Navigation lights are required for your power boat at all times, but will need to be turned on when you are operating your power boat at night or during periods of restricted visibility, such as fog, so that other vessels are able to spot you. When at anchor, the red and green sidelights can be turned off but a single white light or a combination of masthead and stern lights must be illuminated to provide view from 360°. If your boat is equipped with navigation lights, they must work and meet the technical standards set out in the Collision Regulations. Navigation lights can be fitted with LED lights which are very energy consumption efficient and there are certain lights to help illuminate your vessel.
A masthead light, sidelights and a sternlight with LED lighting can be one sure (and legal) way to be seen at night or in poor visibility.

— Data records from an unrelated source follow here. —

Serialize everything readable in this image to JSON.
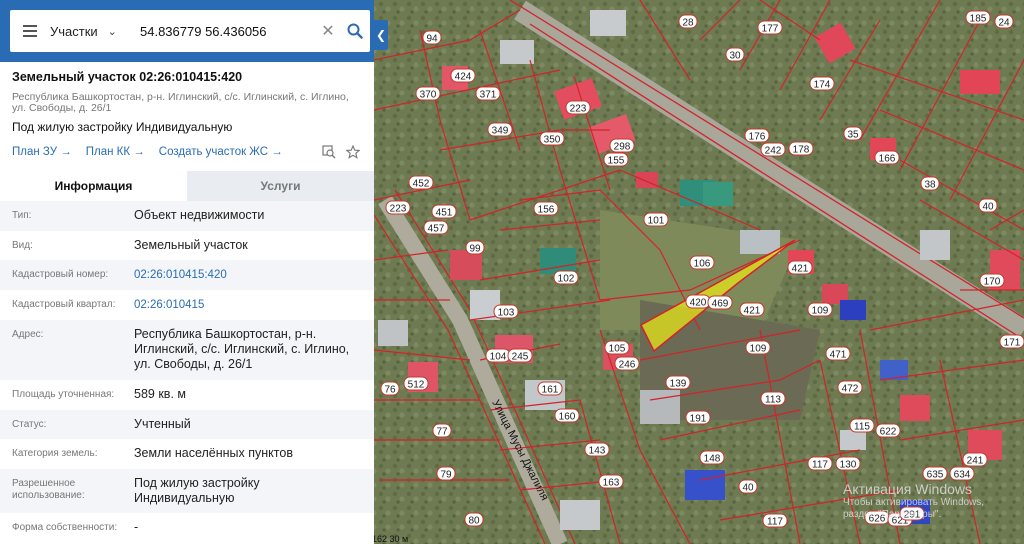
{
  "search": {
    "type_label": "Участки",
    "query": "54.836779 56.436056"
  },
  "object": {
    "title": "Земельный участок 02:26:010415:420",
    "address_line": "Республика Башкортостан, р-н. Иглинский, с/с. Иглинский, с. Иглино, ул. Свободы, д. 26/1",
    "use": "Под жилую застройку Индивидуальную",
    "links": [
      "План ЗУ →",
      "План КК →",
      "Создать участок ЖС →"
    ]
  },
  "tabs": {
    "info": "Информация",
    "services": "Услуги"
  },
  "properties": [
    {
      "key": "Тип:",
      "value": "Объект недвижимости"
    },
    {
      "key": "Вид:",
      "value": "Земельный участок"
    },
    {
      "key": "Кадастровый номер:",
      "value": "02:26:010415:420"
    },
    {
      "key": "Кадастровый квартал:",
      "value": "02:26:010415"
    },
    {
      "key": "Адрес:",
      "value": "Республика Башкортостан, р-н. Иглинский, с/с. Иглинский, с. Иглино, ул. Свободы, д. 26/1"
    },
    {
      "key": "Площадь уточненная:",
      "value": "589 кв. м"
    },
    {
      "key": "Статус:",
      "value": "Учтенный"
    },
    {
      "key": "Категория земель:",
      "value": "Земли населённых пунктов"
    },
    {
      "key": "Разрешенное использование:",
      "value": "Под жилую застройку Индивидуальную"
    },
    {
      "key": "Форма собственности:",
      "value": "-"
    }
  ],
  "map": {
    "street": "Улица Мусы Джалиля",
    "parcel_labels": [
      "94",
      "28",
      "30",
      "177",
      "185",
      "24",
      "424",
      "370",
      "371",
      "223",
      "174",
      "349",
      "350",
      "298",
      "155",
      "35",
      "166",
      "176",
      "242",
      "178",
      "452",
      "223",
      "451",
      "457",
      "156",
      "101",
      "38",
      "40",
      "99",
      "106",
      "421",
      "102",
      "420",
      "469",
      "421",
      "109",
      "170",
      "103",
      "105",
      "246",
      "109",
      "104",
      "245",
      "471",
      "171",
      "161",
      "139",
      "472",
      "76",
      "512",
      "160",
      "191",
      "115",
      "622",
      "77",
      "143",
      "148",
      "113",
      "117",
      "130",
      "79",
      "163",
      "40",
      "635",
      "634",
      "80",
      "117",
      "626",
      "621",
      "291",
      "241"
    ],
    "colors": {
      "parcel_border": "#d2232a",
      "highlight": "#e6e619",
      "road_border": "#d2232a"
    }
  },
  "watermark": {
    "title": "Активация Windows",
    "line1": "Чтобы активировать Windows,",
    "line2": "раздел \"Параметры\"."
  }
}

Deck lights are legal but can be lost in a seaway as they can be obscured by large waves.
Since deck lights are being exposed to the elements, it is wise to check that they work on a regular basis. It is also a good idea to check their connections for corrosion. There are good products (silicone based is best) that can be sprayed on connections and in light housings to help prevent corrosion.
Having some spare bulbs on board is another good idea. Below are the legal requirements for your power boat.
- Sidelights – a green light to mark the starboard side of your boat and a red light to mark the port.
- One stern light – a white light.
- One masthead light – a white light.
- Optional: Another masthead light.
- One all-around white light.
- Sidelights - a green light to mark the starboard side of your boat and a red light to mark the port side.
If your boat’s design does not incorporate navigation lights and you wish to boat at night or during periods of reduced visibility, you can purchase battery-powered navigation lights that can be clamped to your boat that will bring it into compliance with the Collision Regulations.